*WORK TO COMPLETE:*
Copy the records below exactly as they are written.

*PROVIDED ENTRIES:*
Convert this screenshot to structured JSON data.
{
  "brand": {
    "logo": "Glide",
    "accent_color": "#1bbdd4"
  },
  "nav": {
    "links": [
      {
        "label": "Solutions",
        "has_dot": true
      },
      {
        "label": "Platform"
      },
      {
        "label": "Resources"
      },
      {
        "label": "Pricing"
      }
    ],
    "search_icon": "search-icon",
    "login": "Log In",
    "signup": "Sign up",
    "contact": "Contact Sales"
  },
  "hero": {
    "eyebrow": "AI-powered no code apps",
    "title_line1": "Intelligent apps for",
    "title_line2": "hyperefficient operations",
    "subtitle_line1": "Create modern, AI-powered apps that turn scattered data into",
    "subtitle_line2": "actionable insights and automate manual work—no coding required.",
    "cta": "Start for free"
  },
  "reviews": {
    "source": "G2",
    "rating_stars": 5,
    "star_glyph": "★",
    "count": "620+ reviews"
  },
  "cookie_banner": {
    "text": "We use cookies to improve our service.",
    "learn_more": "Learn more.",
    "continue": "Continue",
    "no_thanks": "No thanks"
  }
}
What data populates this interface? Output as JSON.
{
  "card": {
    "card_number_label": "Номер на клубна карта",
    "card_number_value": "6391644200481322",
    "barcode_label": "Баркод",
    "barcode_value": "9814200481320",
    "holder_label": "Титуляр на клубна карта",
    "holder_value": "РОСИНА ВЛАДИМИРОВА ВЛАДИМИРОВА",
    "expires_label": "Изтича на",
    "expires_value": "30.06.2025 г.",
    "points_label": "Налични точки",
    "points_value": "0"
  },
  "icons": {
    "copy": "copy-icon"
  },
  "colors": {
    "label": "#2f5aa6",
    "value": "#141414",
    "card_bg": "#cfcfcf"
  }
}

*TASK RESPONSE:*
Convert this screenshot to structured JSON data.
{
  "brand": {
    "logo": "Glide",
    "accent_color": "#1bbdd4"
  },
  "nav": {
    "links": [
      {
        "label": "Solutions",
        "has_dot": true
      },
      {
        "label": "Platform"
      },
      {
        "label": "Resources"
      },
      {
        "label": "Pricing"
      }
    ],
    "search_icon": "search-icon",
    "login": "Log In",
    "signup": "Sign up",
    "contact": "Contact Sales"
  },
  "hero": {
    "eyebrow": "AI-powered no code apps",
    "title_line1": "Intelligent apps for",
    "title_line2": "hyperefficient operations",
    "subtitle_line1": "Create modern, AI-powered apps that turn scattered data into",
    "subtitle_line2": "actionable insights and automate manual work—no coding required.",
    "cta": "Start for free"
  },
  "reviews": {
    "source": "G2",
    "rating_stars": 5,
    "star_glyph": "★",
    "count": "620+ reviews"
  },
  "cookie_banner": {
    "text": "We use cookies to improve our service.",
    "learn_more": "Learn more.",
    "continue": "Continue",
    "no_thanks": "No thanks"
  }
}
What data populates this interface? Output as JSON.
{
  "card": {
    "card_number_label": "Номер на клубна карта",
    "card_number_value": "6391644200481322",
    "barcode_label": "Баркод",
    "barcode_value": "9814200481320",
    "holder_label": "Титуляр на клубна карта",
    "holder_value": "РОСИНА ВЛАДИМИРОВА ВЛАДИМИРОВА",
    "expires_label": "Изтича на",
    "expires_value": "30.06.2025 г.",
    "points_label": "Налични точки",
    "points_value": "0"
  },
  "icons": {
    "copy": "copy-icon"
  },
  "colors": {
    "label": "#2f5aa6",
    "value": "#141414",
    "card_bg": "#cfcfcf"
  }
}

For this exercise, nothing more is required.